15. (1905) 2 All LJ 777 (supra) dealt with Section 118 of the old Civil Procedure Code. This was a case relied upon by the learned counsel for the respondents for the proposition that the examination of the learned counsel for the respondents made in the trial Court was illegal. This contention is without force in view of the specific wording of Order X, Rule 2, which permits examination not only of the party but also of his companion. As mentioned also, and as pointed out by their Lordships of the Privy Council in Manmohan Das (supra) it was not for superseding the ordinary procedure of trial and take the place of Order XVIII. but only to be used to obtain information on material questions. The question about the time of death of Ram Govind was a material question and the Court could obtain information on that point. But if the learned counsel for the respondents made a mistake while giving that information, respondent could show the correct state of affairs and also show that the statement by the counsel was made inadvertently. The manner in which the mistake of the learned counsel was made could also be explained and on this point the Courts have, as already seen, found that the statement was inadvertently made.
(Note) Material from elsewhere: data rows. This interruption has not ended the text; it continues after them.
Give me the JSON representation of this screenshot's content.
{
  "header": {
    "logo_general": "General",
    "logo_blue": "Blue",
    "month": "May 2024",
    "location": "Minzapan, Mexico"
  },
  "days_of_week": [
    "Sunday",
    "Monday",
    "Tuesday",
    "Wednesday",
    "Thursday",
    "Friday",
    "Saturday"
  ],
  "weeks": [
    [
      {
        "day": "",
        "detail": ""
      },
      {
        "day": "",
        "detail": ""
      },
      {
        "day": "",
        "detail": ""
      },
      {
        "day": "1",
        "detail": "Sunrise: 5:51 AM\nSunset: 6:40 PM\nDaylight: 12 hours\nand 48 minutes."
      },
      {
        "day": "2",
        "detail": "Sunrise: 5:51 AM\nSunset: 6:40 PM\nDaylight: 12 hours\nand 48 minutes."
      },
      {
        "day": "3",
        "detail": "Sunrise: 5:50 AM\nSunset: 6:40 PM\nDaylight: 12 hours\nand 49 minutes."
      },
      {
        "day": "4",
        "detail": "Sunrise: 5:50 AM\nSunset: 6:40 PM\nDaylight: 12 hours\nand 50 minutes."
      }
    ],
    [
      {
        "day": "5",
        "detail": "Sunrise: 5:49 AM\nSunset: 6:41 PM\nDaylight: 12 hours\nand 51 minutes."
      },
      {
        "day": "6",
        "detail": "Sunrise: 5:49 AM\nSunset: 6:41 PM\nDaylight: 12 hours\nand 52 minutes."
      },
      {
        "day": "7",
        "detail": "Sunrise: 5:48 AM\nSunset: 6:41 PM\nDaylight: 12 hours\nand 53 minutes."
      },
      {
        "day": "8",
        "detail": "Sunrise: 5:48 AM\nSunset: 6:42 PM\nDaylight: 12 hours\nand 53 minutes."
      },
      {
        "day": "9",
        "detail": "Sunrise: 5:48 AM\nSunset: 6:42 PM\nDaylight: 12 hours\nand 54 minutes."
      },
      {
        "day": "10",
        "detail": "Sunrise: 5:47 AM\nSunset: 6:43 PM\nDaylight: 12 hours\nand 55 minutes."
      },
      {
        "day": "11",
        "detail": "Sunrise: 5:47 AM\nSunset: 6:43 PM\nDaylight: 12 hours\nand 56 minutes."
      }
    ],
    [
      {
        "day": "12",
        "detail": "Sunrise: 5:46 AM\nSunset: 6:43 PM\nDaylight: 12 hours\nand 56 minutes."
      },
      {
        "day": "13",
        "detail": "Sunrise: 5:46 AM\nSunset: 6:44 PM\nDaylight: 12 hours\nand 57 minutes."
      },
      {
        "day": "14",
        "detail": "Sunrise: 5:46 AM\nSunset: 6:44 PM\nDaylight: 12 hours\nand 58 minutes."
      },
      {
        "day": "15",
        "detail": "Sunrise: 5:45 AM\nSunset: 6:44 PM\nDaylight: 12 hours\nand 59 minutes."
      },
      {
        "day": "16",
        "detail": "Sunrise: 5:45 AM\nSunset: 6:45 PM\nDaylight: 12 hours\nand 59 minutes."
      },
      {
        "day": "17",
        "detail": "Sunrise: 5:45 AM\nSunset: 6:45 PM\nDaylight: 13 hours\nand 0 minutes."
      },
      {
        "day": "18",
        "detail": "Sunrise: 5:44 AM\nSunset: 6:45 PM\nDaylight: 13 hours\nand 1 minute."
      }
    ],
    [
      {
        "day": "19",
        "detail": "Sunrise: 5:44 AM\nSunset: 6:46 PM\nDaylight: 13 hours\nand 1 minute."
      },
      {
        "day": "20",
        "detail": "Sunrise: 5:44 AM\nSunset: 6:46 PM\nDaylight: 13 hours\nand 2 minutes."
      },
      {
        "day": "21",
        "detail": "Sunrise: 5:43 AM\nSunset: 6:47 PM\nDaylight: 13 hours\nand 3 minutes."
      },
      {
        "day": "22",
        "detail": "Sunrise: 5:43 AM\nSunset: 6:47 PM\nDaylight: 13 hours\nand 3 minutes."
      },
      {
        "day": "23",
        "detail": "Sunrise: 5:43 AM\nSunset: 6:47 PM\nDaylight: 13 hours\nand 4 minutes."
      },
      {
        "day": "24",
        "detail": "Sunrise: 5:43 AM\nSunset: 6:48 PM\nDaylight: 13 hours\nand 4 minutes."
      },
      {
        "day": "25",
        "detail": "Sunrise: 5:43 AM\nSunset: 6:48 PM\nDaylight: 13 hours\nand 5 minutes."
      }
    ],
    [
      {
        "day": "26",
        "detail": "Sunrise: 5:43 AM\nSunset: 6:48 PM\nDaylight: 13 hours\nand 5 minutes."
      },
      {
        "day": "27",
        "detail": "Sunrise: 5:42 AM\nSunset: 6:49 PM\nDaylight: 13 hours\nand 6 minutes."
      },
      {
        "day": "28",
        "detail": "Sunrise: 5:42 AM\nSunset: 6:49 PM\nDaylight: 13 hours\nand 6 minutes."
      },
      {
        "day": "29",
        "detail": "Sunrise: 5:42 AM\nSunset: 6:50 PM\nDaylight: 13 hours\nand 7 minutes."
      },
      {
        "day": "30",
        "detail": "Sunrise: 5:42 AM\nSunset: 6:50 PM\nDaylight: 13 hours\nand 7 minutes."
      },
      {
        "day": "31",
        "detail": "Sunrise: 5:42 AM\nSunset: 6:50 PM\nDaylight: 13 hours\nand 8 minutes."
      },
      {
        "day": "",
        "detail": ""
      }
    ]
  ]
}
16. In 0043/1926 : AIR1926All411 (supra) this Court clearly held that a statement made under Order X, Rule 2, by a person appearing to prosecute a case or to look after it on behalf of the party is not necessarily binding on that party. This would also show that the statement under Order X, Rule 2, does not stand on the same footing as the statement under Order X, Rule 1, and the question whether a particular statement made under Order X, Rule 2, would or would not bind the party concerned can be considered by the Courts and when they come to the conclusion that the statement was made by the counsel inadvertently that statement made inadvertently could not be said to be binding on his clients.
17. Vasumal Valiram's case, AIR 1941 Sind 41 (supra) also can be authority for the proposition that the Court is not entitled to examine a party or his counsel when he finds it necessary to obtain any information from such party on any material question. All that it held is that it could not take the place of the procedure under Order XVIII
18. It would, therefore, follow from an examination of the decisions cited by the learned counsel for the parties that it was open to the Courts below to ask the learned counsel for the parties under Order 10, Rule 2 C.P.C. about the time of the death of Ram Govind which was a material question. Thestatement made was not a statement under Order X, Rule 1, C.P.C., but only under Order X, Rule 2, C.P.C. and it was open to the. Courts below to go into the question whether the statement of the learned counsel for the respondents was made inadvertently and whether the statement of respondent No. 1 himself on that question was correct. After having gone into that question and coming to a finding of fact the Courts could not be said to have been in error when they found that actually the respondents and their predecessor were in cultivatory possession in 1356 F. and 1359 F. The entry of actual possession in the khasra of 1356 F. was also in favour of the respondents' predecessor Ram Govind and not the appellant, vide Ex. A-1. So was the entry in 1359 F-note Ext. A-2.
19. The appeal is accordingly withoutsubstance and is dismissed with costs.